TASK INSTRUCTIONS: The reply has to contain each record exactly as written.
========================================================================
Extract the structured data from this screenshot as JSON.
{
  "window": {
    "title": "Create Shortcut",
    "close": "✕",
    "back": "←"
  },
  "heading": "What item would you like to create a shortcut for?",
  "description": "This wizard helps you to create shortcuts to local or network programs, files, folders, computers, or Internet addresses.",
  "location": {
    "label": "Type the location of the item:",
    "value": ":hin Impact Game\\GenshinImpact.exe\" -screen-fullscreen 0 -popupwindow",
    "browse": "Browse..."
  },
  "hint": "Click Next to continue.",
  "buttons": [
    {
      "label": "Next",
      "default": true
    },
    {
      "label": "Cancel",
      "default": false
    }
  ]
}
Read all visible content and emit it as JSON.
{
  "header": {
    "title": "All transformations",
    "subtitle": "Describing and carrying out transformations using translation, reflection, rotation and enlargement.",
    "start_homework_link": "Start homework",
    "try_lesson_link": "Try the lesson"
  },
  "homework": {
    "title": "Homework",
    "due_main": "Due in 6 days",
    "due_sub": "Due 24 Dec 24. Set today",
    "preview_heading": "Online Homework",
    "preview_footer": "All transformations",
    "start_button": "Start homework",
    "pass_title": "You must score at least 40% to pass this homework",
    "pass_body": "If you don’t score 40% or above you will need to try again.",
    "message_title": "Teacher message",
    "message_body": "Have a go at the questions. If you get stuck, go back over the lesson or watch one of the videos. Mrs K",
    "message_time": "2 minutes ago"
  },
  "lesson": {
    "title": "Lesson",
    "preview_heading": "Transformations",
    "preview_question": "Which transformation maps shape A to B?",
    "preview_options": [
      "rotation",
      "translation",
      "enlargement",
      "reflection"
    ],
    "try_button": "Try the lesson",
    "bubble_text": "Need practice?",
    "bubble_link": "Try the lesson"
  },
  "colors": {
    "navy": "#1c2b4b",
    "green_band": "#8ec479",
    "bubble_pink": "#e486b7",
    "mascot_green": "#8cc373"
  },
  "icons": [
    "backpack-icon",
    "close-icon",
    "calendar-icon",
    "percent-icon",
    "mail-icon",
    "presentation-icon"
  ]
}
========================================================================
SOLUTION:
Extract the structured data from this screenshot as JSON.
{
  "window": {
    "title": "Create Shortcut",
    "close": "✕",
    "back": "←"
  },
  "heading": "What item would you like to create a shortcut for?",
  "description": "This wizard helps you to create shortcuts to local or network programs, files, folders, computers, or Internet addresses.",
  "location": {
    "label": "Type the location of the item:",
    "value": ":hin Impact Game\\GenshinImpact.exe\" -screen-fullscreen 0 -popupwindow",
    "browse": "Browse..."
  },
  "hint": "Click Next to continue.",
  "buttons": [
    {
      "label": "Next",
      "default": true
    },
    {
      "label": "Cancel",
      "default": false
    }
  ]
}
Read all visible content and emit it as JSON.
{
  "header": {
    "title": "All transformations",
    "subtitle": "Describing and carrying out transformations using translation, reflection, rotation and enlargement.",
    "start_homework_link": "Start homework",
    "try_lesson_link": "Try the lesson"
  },
  "homework": {
    "title": "Homework",
    "due_main": "Due in 6 days",
    "due_sub": "Due 24 Dec 24. Set today",
    "preview_heading": "Online Homework",
    "preview_footer": "All transformations",
    "start_button": "Start homework",
    "pass_title": "You must score at least 40% to pass this homework",
    "pass_body": "If you don’t score 40% or above you will need to try again.",
    "message_title": "Teacher message",
    "message_body": "Have a go at the questions. If you get stuck, go back over the lesson or watch one of the videos. Mrs K",
    "message_time": "2 minutes ago"
  },
  "lesson": {
    "title": "Lesson",
    "preview_heading": "Transformations",
    "preview_question": "Which transformation maps shape A to B?",
    "preview_options": [
      "rotation",
      "translation",
      "enlargement",
      "reflection"
    ],
    "try_button": "Try the lesson",
    "bubble_text": "Need practice?",
    "bubble_link": "Try the lesson"
  },
  "colors": {
    "navy": "#1c2b4b",
    "green_band": "#8ec479",
    "bubble_pink": "#e486b7",
    "mascot_green": "#8cc373"
  },
  "icons": [
    "backpack-icon",
    "close-icon",
    "calendar-icon",
    "percent-icon",
    "mail-icon",
    "presentation-icon"
  ]
}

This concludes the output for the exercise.